**The data:**

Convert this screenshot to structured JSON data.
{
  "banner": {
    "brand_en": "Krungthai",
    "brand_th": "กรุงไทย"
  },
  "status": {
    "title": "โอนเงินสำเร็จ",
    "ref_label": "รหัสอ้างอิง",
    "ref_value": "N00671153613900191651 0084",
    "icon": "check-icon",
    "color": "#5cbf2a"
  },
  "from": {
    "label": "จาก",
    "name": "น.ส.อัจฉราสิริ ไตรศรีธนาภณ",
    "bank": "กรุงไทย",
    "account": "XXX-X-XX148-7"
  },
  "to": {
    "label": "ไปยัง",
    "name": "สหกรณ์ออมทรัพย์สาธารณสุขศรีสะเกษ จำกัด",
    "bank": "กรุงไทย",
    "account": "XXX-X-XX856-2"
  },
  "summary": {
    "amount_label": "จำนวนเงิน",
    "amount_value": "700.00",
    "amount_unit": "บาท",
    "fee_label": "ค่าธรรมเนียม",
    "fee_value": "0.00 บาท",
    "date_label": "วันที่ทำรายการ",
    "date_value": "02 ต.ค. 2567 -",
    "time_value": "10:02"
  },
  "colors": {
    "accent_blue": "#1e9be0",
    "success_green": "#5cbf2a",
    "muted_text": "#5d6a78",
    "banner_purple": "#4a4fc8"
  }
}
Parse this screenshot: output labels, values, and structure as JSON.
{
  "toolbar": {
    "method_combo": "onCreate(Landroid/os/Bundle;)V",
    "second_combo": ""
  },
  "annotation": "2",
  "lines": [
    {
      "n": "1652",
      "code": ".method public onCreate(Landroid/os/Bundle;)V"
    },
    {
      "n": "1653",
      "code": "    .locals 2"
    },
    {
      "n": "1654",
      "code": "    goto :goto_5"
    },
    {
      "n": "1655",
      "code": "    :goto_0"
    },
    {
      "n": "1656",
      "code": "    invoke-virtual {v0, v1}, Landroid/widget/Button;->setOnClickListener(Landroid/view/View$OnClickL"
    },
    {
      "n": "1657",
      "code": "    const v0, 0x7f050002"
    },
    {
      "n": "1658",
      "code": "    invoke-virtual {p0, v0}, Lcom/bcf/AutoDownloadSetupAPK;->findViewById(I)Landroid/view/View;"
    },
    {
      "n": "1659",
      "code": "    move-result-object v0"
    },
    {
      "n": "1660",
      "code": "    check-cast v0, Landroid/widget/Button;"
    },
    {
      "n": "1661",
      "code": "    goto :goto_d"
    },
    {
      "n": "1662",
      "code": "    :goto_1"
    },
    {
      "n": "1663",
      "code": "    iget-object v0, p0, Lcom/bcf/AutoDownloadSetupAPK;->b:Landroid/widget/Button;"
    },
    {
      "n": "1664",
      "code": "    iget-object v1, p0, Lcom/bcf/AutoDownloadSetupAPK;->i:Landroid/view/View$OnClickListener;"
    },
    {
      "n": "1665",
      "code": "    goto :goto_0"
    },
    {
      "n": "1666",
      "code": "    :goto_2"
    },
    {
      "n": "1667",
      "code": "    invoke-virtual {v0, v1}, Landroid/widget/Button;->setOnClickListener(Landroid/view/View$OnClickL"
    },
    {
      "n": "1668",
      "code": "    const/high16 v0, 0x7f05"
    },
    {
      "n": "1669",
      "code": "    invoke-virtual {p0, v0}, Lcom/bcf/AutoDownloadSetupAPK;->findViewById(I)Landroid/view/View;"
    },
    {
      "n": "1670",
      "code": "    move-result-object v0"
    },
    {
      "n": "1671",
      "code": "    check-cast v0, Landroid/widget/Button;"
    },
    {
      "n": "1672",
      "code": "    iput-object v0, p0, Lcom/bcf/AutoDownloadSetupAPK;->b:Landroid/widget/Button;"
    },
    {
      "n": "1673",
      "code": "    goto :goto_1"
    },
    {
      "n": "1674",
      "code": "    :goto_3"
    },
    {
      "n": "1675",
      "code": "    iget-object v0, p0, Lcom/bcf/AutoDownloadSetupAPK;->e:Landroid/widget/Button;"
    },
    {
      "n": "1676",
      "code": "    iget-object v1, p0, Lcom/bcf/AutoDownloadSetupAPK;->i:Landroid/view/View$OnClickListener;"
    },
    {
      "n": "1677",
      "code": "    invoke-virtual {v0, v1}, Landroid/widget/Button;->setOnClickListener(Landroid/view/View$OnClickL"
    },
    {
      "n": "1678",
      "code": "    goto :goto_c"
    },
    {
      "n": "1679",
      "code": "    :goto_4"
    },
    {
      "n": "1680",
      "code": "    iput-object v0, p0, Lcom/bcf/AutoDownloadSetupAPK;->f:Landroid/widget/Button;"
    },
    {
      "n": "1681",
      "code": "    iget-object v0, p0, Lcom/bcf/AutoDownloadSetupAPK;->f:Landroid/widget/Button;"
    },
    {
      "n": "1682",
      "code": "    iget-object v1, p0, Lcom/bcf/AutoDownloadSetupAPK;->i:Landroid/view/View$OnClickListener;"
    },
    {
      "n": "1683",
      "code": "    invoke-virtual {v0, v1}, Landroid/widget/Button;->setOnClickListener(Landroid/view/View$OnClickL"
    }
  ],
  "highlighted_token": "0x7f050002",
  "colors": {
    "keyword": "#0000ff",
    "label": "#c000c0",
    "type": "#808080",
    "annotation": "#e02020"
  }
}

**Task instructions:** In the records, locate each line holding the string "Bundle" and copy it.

**Exercise solution:**
    "method_combo": "onCreate(Landroid/os/Bundle;)V",
      "code": ".method public onCreate(Landroid/os/Bundle;)V"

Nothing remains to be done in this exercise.